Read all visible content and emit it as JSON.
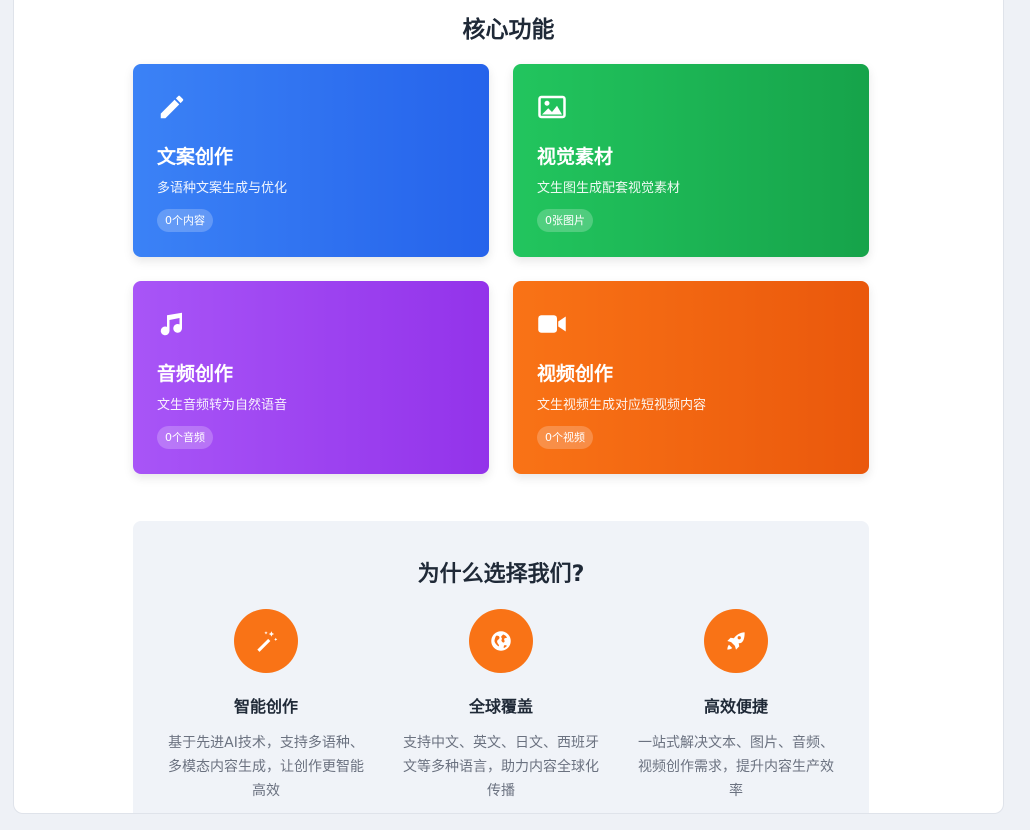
{
  "core": {
    "title": "核心功能",
    "cards": [
      {
        "icon": "pencil-icon",
        "title": "文案创作",
        "desc": "多语种文案生成与优化",
        "badge": "0个内容",
        "color_start": "#3b82f6",
        "color_end": "#2563eb"
      },
      {
        "icon": "image-icon",
        "title": "视觉素材",
        "desc": "文生图生成配套视觉素材",
        "badge": "0张图片",
        "color_start": "#22c55e",
        "color_end": "#16a34a"
      },
      {
        "icon": "music-icon",
        "title": "音频创作",
        "desc": "文生音频转为自然语音",
        "badge": "0个音频",
        "color_start": "#a855f7",
        "color_end": "#9333ea"
      },
      {
        "icon": "video-camera-icon",
        "title": "视频创作",
        "desc": "文生视频生成对应短视频内容",
        "badge": "0个视频",
        "color_start": "#f97316",
        "color_end": "#ea580c"
      }
    ]
  },
  "why": {
    "title": "为什么选择我们?",
    "features": [
      {
        "icon": "magic-wand-icon",
        "title": "智能创作",
        "desc": "基于先进AI技术，支持多语种、多模态内容生成，让创作更智能高效"
      },
      {
        "icon": "globe-icon",
        "title": "全球覆盖",
        "desc": "支持中文、英文、日文、西班牙文等多种语言，助力内容全球化传播"
      },
      {
        "icon": "rocket-icon",
        "title": "高效便捷",
        "desc": "一站式解决文本、图片、音频、视频创作需求，提升内容生产效率"
      }
    ],
    "accent": "#f97316"
  }
}
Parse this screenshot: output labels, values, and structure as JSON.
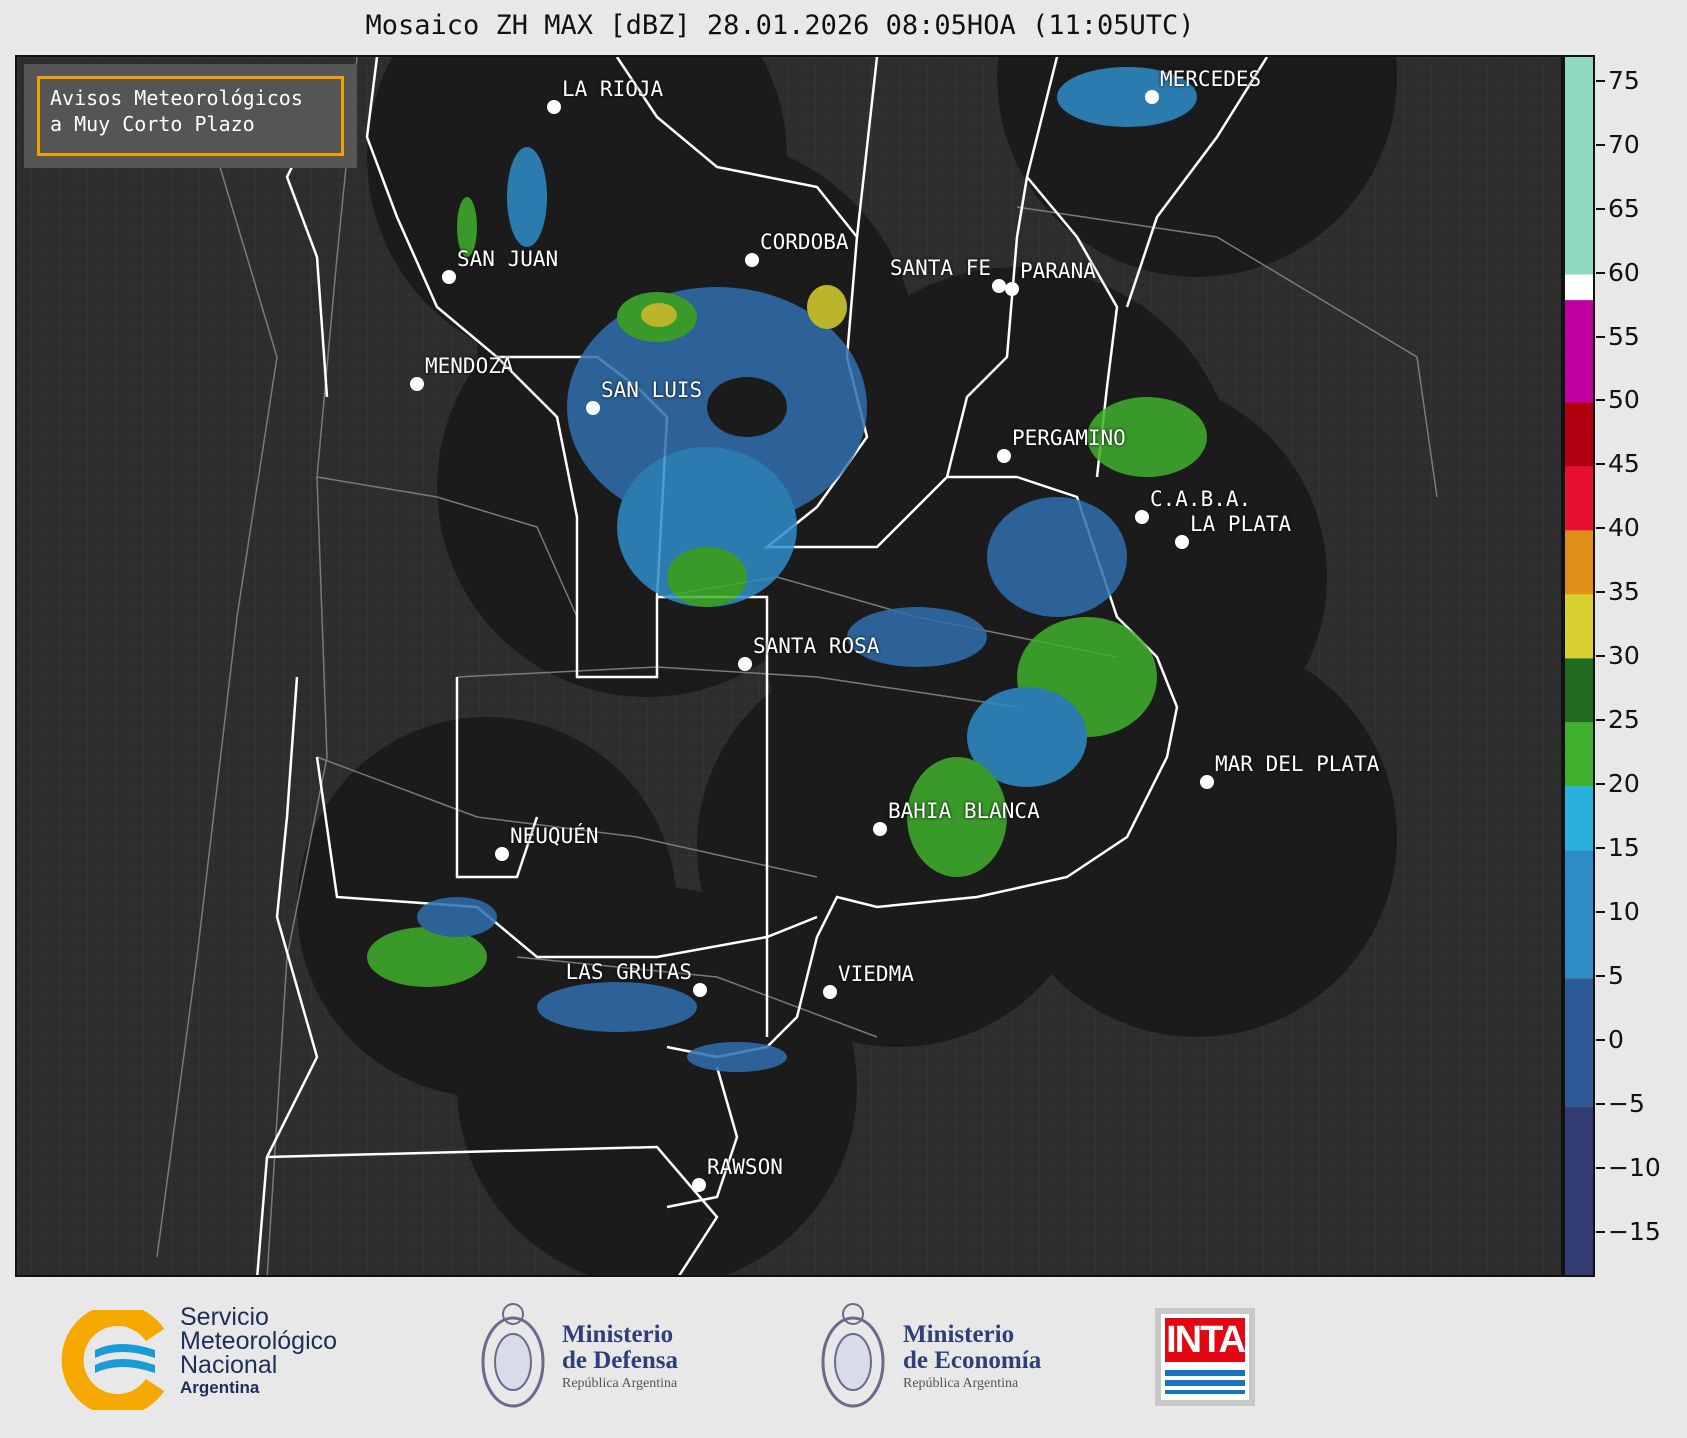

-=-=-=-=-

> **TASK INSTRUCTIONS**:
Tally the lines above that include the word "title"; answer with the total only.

> **RESPONSE**:
9